professions to become a nurse, working in Saudi Arabia and then travelling the world. At the novel’s start, she is an eco-refugee at White Point. She had helped crew a yacht that was wrecked at Lombok in Indonesia, where she took up with Jim Buckridge on the tourist trail. A salient moment in her life came when she was forced to beach in the northwest of WA at Coronation Island, a place that contributes heavily to the novel’s ambience of pantheism. Winton’s plot is well-handled, though the pace is slow. Georgie knows there is some sort of dirty secret surrounding Buckridge, and her affair with Luther Fox sets in place the unravelling of this mystery.

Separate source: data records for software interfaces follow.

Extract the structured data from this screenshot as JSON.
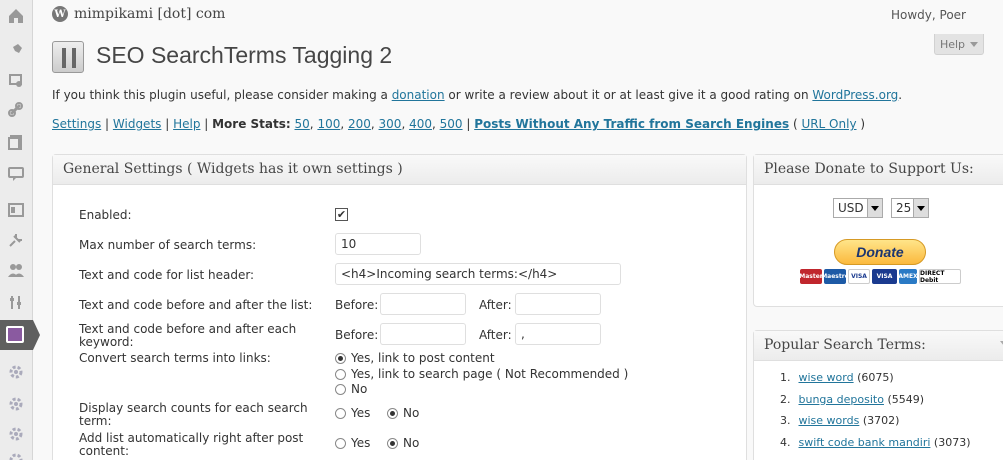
{
  "header": {
    "site_title": "mimpikami [dot] com",
    "howdy": "Howdy, Poer",
    "help_label": "Help"
  },
  "page": {
    "title": "SEO SearchTerms Tagging 2",
    "intro_before": "If you think this plugin useful, please consider making a ",
    "intro_link_donation": "donation",
    "intro_middle": " or write a review about it or at least give it a good rating on ",
    "intro_link_wp": "WordPress.org",
    "intro_after": "."
  },
  "links": {
    "settings": "Settings",
    "widgets": "Widgets",
    "help": "Help",
    "more_stats_label": "More Stats:",
    "stats": [
      "50",
      "100",
      "200",
      "300",
      "400",
      "500"
    ],
    "no_traffic": "Posts Without Any Traffic from Search Engines",
    "paren_open": " ( ",
    "url_only": "URL Only",
    "paren_close": " )",
    "sep": " | "
  },
  "general": {
    "title": "General Settings ( Widgets has it own settings )",
    "enabled_label": "Enabled:",
    "enabled_check": "✔",
    "max_label": "Max number of search terms:",
    "max_value": "10",
    "header_label": "Text and code for list header:",
    "header_value": "<h4>Incoming search terms:</h4>",
    "list_label": "Text and code before and after the list:",
    "before_label": "Before:",
    "after_label": "After:",
    "keyword_label": "Text and code before and after each keyword:",
    "keyword_after_value": ",",
    "convert_label": "Convert search terms into links:",
    "convert_opt1": "Yes, link to post content",
    "convert_opt2": "Yes, link to search page ( Not Recommended )",
    "convert_opt3": "No",
    "counts_label": "Display search counts for each search term:",
    "autoadd_label": "Add list automatically right after post content:",
    "yes": "Yes",
    "no": "No"
  },
  "donate": {
    "title": "Please Donate to Support Us:",
    "currency": "USD",
    "amount": "25",
    "button": "Donate",
    "cards": [
      "Master",
      "Maestro",
      "VISA",
      "VISA",
      "AMEX",
      "DIRECT Debit"
    ]
  },
  "popular": {
    "title": "Popular Search Terms:",
    "items": [
      {
        "num": "1.",
        "term": "wise word",
        "count": "(6075)"
      },
      {
        "num": "2.",
        "term": "bunga deposito",
        "count": "(5549)"
      },
      {
        "num": "3.",
        "term": "wise words",
        "count": "(3702)"
      },
      {
        "num": "4.",
        "term": "swift code bank mandiri",
        "count": "(3073)"
      }
    ]
  }
}
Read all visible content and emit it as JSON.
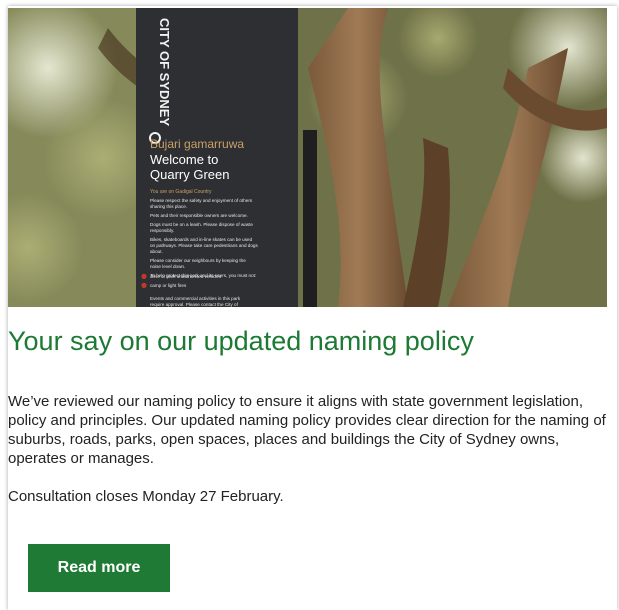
{
  "hero": {
    "logo_text": "CITY OF SYDNEY",
    "sign": {
      "indigenous_title": "Bujari gamarruwa",
      "welcome_line1": "Welcome to",
      "welcome_line2": "Quarry Green",
      "country_line": "You are on Gadigal Country",
      "rules": [
        "Please respect the safety and enjoyment of others",
        "sharing this place.",
        "Pets and their responsible owners are welcome.",
        "Dogs must be on a leash. Please dispose of waste",
        "responsibly.",
        "Bikes, skateboards and in-line skates can be used",
        "on pathways. Please take care pedestrians and dogs",
        "about.",
        "Please consider our neighbours by keeping the",
        "noise level down.",
        "To help protect this park and its users, you must not:"
      ],
      "prohibited": [
        "drive or park unauthorised vehicles",
        "camp or light fires"
      ],
      "footer_lines": [
        "Events and commercial activities in this park",
        "require approval. Please contact the City of"
      ]
    },
    "colors": {
      "sign_panel": "#2e2f33",
      "sign_accent": "#c9a066"
    }
  },
  "article": {
    "headline": "Your say on our updated naming policy",
    "body": "We’ve reviewed our naming policy to ensure it aligns with state government legislation, policy and principles. Our updated naming policy provides clear direction for the naming of suburbs, roads, parks, open spaces, places and buildings the City of Sydney owns, operates or manages.",
    "closing": "Consultation closes Monday 27 February."
  },
  "cta": {
    "label": "Read more"
  },
  "colors": {
    "brand_green": "#1e7a34",
    "text": "#222222"
  }
}
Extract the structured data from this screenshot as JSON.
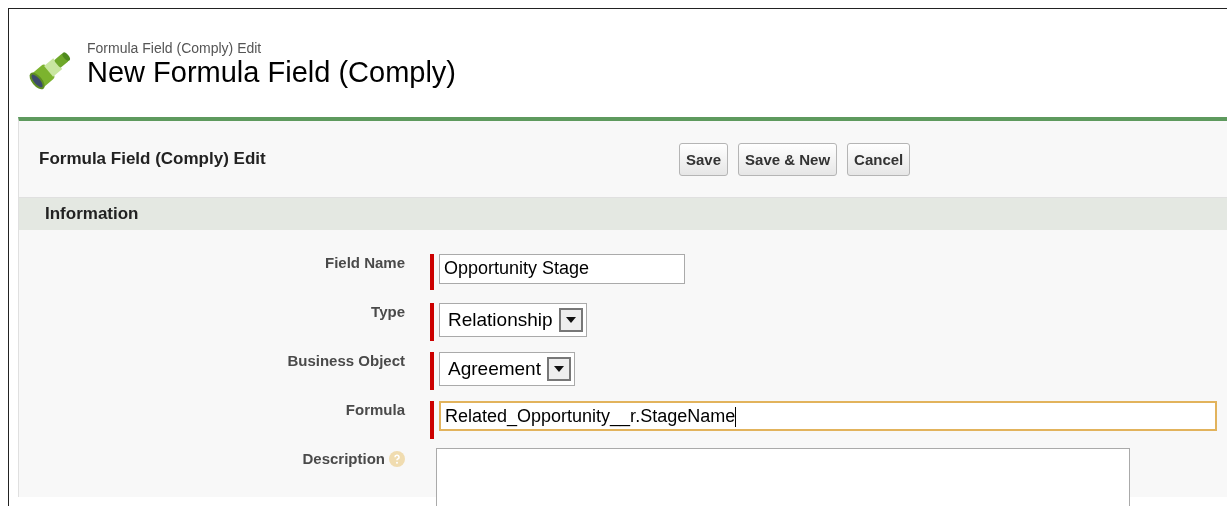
{
  "header": {
    "subtitle": "Formula Field (Comply) Edit",
    "title": "New Formula Field (Comply)"
  },
  "panel": {
    "title": "Formula Field (Comply) Edit",
    "buttons": [
      "Save",
      "Save & New",
      "Cancel"
    ]
  },
  "section": {
    "title": "Information"
  },
  "fields": [
    {
      "label": "Field Name",
      "kind": "text",
      "value": "Opportunity Stage",
      "required": true,
      "focused": false,
      "help": false
    },
    {
      "label": "Type",
      "kind": "select",
      "value": "Relationship",
      "required": true,
      "focused": false,
      "help": false
    },
    {
      "label": "Business Object",
      "kind": "select",
      "value": "Agreement",
      "required": true,
      "focused": false,
      "help": false
    },
    {
      "label": "Formula",
      "kind": "wide",
      "value": "Related_Opportunity__r.StageName",
      "required": true,
      "focused": true,
      "help": false
    },
    {
      "label": "Description",
      "kind": "textarea",
      "required": false,
      "focused": false,
      "help": true
    }
  ]
}
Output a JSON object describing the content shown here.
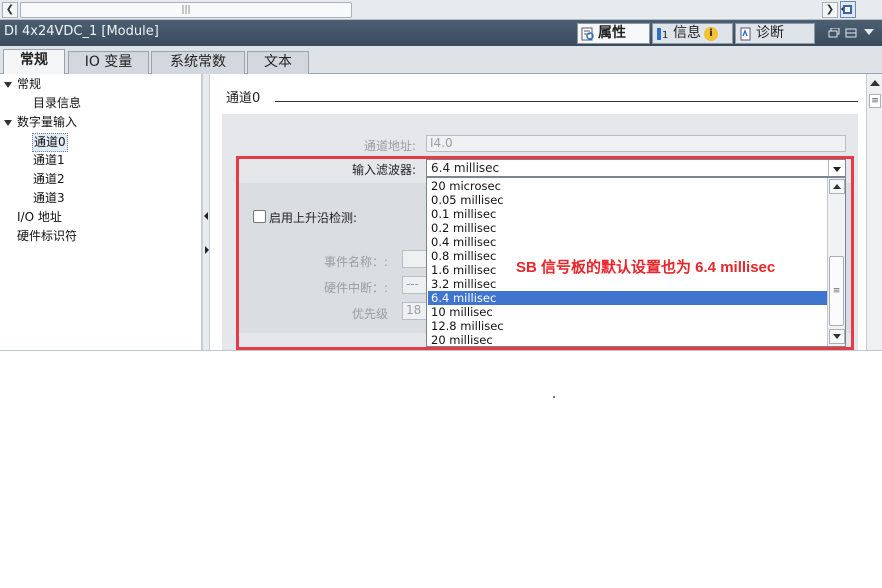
{
  "top_scroll": {
    "thumb_grip": "|||"
  },
  "window": {
    "title": "DI 4x24VDC_1 [Module]",
    "panel_tabs": [
      {
        "label": "属性",
        "icon": "properties-icon",
        "active": true
      },
      {
        "label": "信息",
        "icon": "info-icon",
        "active": false
      },
      {
        "label": "诊断",
        "icon": "diagnostics-icon",
        "active": false
      }
    ],
    "info_badge": "i"
  },
  "tabs": [
    {
      "label": "常规",
      "active": true
    },
    {
      "label": "IO 变量",
      "active": false
    },
    {
      "label": "系统常数",
      "active": false
    },
    {
      "label": "文本",
      "active": false
    }
  ],
  "tree": {
    "items": [
      {
        "label": "常规",
        "level": 0,
        "expanded": true
      },
      {
        "label": "目录信息",
        "level": 1
      },
      {
        "label": "数字量输入",
        "level": 0,
        "expanded": true
      },
      {
        "label": "通道0",
        "level": 1,
        "selected": true
      },
      {
        "label": "通道1",
        "level": 1
      },
      {
        "label": "通道2",
        "level": 1
      },
      {
        "label": "通道3",
        "level": 1
      },
      {
        "label": "I/O 地址",
        "level": 0
      },
      {
        "label": "硬件标识符",
        "level": 0
      }
    ]
  },
  "main": {
    "section_title": "通道0",
    "channel_address_label": "通道地址:",
    "channel_address_value": "I4.0",
    "filter_label": "输入滤波器:",
    "filter_value": "6.4 millisec",
    "filter_options": [
      "20 microsec",
      "0.05 millisec",
      "0.1 millisec",
      "0.2 millisec",
      "0.4 millisec",
      "0.8 millisec",
      "1.6 millisec",
      "3.2 millisec",
      "6.4 millisec",
      "10 millisec",
      "12.8 millisec",
      "20 millisec"
    ],
    "selected_option_index": 8,
    "rising_edge_label": "启用上升沿检测:",
    "event_name_label": "事件名称：:",
    "hw_interrupt_label": "硬件中断：:",
    "hw_interrupt_value": "---",
    "priority_label": "优先级",
    "priority_value": "18",
    "annotation": "SB 信号板的默认设置也为 6.4 millisec"
  },
  "colors": {
    "title_bar": "#3f5163",
    "selection": "#3f75cf",
    "highlight_red": "#e53a48",
    "annotation_red": "#e8262c"
  }
}
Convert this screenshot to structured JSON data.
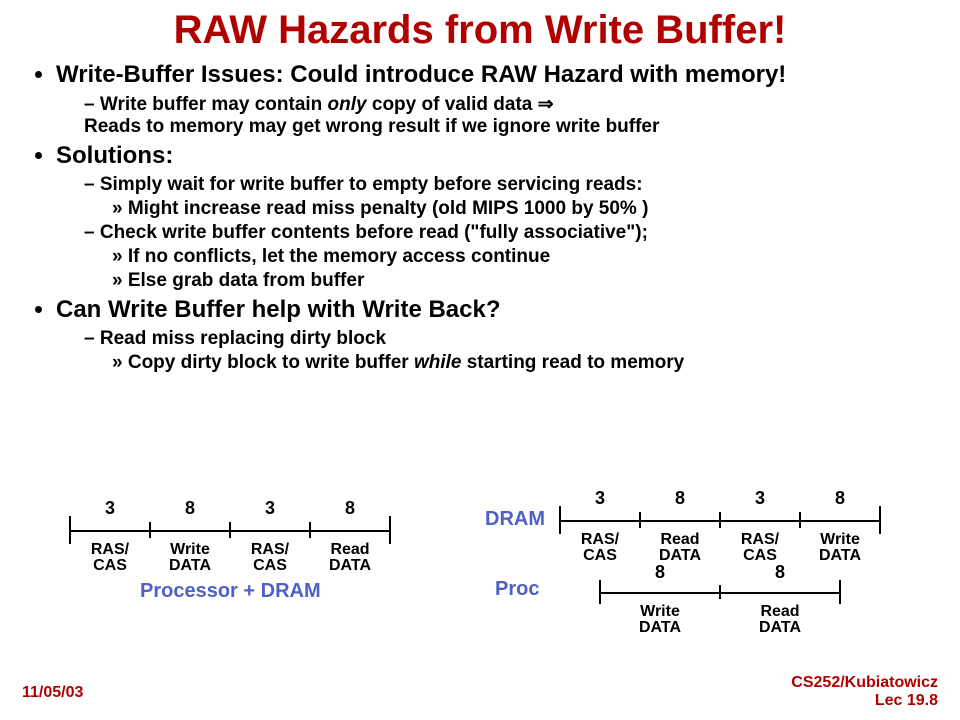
{
  "title": "RAW Hazards from Write Buffer!",
  "bullets": {
    "b1": "Write-Buffer Issues: Could introduce RAW Hazard with memory!",
    "b1a_pre": "Write buffer may contain ",
    "b1a_em": "only",
    "b1a_post": " copy of valid data ⇒",
    "b1a_line2": "Reads to memory may get wrong result if we ignore write buffer",
    "b2": "Solutions:",
    "b2a": "Simply wait for write buffer to empty before servicing reads:",
    "b2a1": "Might increase read miss penalty (old MIPS 1000 by 50% )",
    "b2b": "Check write buffer contents before read (\"fully associative\");",
    "b2b1": "If no conflicts, let the memory access continue",
    "b2b2": "Else grab data from buffer",
    "b3": "Can Write Buffer help with Write Back?",
    "b3a": "Read miss replacing dirty block",
    "b3a1_pre": "Copy dirty block to write buffer ",
    "b3a1_em": "while",
    "b3a1_post": " starting read to memory"
  },
  "diagram": {
    "left": {
      "caption": "Processor + DRAM",
      "segs": [
        {
          "n": "3",
          "lbl1": "RAS/",
          "lbl2": "CAS"
        },
        {
          "n": "8",
          "lbl1": "Write",
          "lbl2": "DATA"
        },
        {
          "n": "3",
          "lbl1": "RAS/",
          "lbl2": "CAS"
        },
        {
          "n": "8",
          "lbl1": "Read",
          "lbl2": "DATA"
        }
      ]
    },
    "right": {
      "dram_label": "DRAM",
      "proc_label": "Proc",
      "dram_segs": [
        {
          "n": "3",
          "lbl1": "RAS/",
          "lbl2": "CAS"
        },
        {
          "n": "8",
          "lbl1": "Read",
          "lbl2": "DATA"
        },
        {
          "n": "3",
          "lbl1": "RAS/",
          "lbl2": "CAS"
        },
        {
          "n": "8",
          "lbl1": "Write",
          "lbl2": "DATA"
        }
      ],
      "proc_segs": [
        {
          "n": "8",
          "lbl1": "Write",
          "lbl2": "DATA"
        },
        {
          "n": "8",
          "lbl1": "Read",
          "lbl2": "DATA"
        }
      ]
    }
  },
  "footer": {
    "left": "11/05/03",
    "right1": "CS252/Kubiatowicz",
    "right2": "Lec 19.8"
  }
}
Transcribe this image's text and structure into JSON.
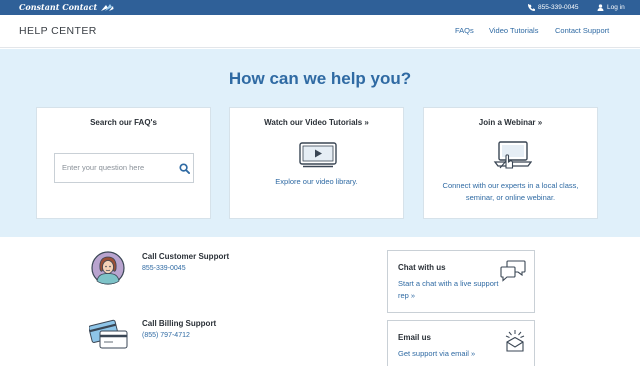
{
  "topbar": {
    "brand": "Constant Contact",
    "phone": "855-339-0045",
    "login": "Log in"
  },
  "header": {
    "title": "HELP CENTER",
    "nav": [
      "FAQs",
      "Video Tutorials",
      "Contact Support"
    ]
  },
  "hero": {
    "heading": "How can we help you?",
    "cards": [
      {
        "title": "Search our FAQ's",
        "search_placeholder": "Enter your question here",
        "search_value": ""
      },
      {
        "title": "Watch our Video Tutorials »",
        "link": "Explore our video library."
      },
      {
        "title": "Join a Webinar »",
        "link_line1": "Connect with our experts in a local class,",
        "link_line2": "seminar, or online webinar."
      }
    ]
  },
  "support": {
    "customer": {
      "title": "Call Customer Support",
      "phone": "855-339-0045"
    },
    "billing": {
      "title": "Call Billing Support",
      "phone": "(855) 797-4712"
    },
    "chat": {
      "title": "Chat with us",
      "link": "Start a chat with a live support rep »"
    },
    "email": {
      "title": "Email us",
      "link": "Get support via email »"
    }
  },
  "colors": {
    "topbar": "#2f6098",
    "accent": "#2f6aa3",
    "hero_bg": "#e0f0fa"
  },
  "icons": [
    "wing-logo-icon",
    "phone-icon",
    "user-icon",
    "search-icon",
    "video-player-icon",
    "webinar-laptop-icon",
    "support-agent-avatar",
    "credit-cards-icon",
    "chat-bubbles-icon",
    "email-envelope-icon"
  ]
}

Revelations about the dysfunctional Fox family follow: everyone in White Point is hiding something. A sort of sexual shimmering pervades the atmosphere. Perhaps Winton’s most considerable achievement is his description of this fishing community, with its violence, its resentment of urban big shots (”lawyers and surgeons and kick-arse CEOs”) and its love of “dirt music”, an Australian composite of everything that was ever moaned along to a guitar in the United States. Perth society doesn’t escape, either. The “Dress Circle Suburbs”, where the sprinklers come on automatically each evening, are full of tranquillised shoppers obsessed with money and health. The course of Georgie and Luther’s true love runs far from smooth. White Pointers kill Luther’s dog and set fire to his house. He escapes drowning and travels north to find Coronation Island, which Georgie has invested with a mystic force for him. There he becomes a sort of New Age beachcomber, substituting a fishnet Aeolian harp for his beloved guitar. Some of the rednecks he encounters on his trip are worthy of any Bumper Book of Monsters. Lotus-land Broome is presented as a vision from book three of Gulliver’s Travels. The novel’s final scenes are protracted, and it would be wrong to reveal the outcome beyond commending Winton’s skill with traditional adventure-story climaxes. Dirt Music is very well written. Winton has absolute command of Australian vernacular, but enough taste not to employ it as a guarantee of democratic decency. Jim’s memory of betraying his wife with an oversexed female member of the Fox clan cannot be assuaged by landing the biggest barramundi in the north; Luther’s privations won’t banish his forced recognition of the corruption of his music-obsessed family. Georgie’s sisters remain in thrall to celebrity culture and nursing homes, while Georgie herself needs a harsh coup de thetre to overcome her irresolution. Over everything and everybody looms an Australia of hard options, relieved and yet benighted by technology. World travellers, beware!· Peter Porter’s most recent book of poems is Max Is Missing (Picador)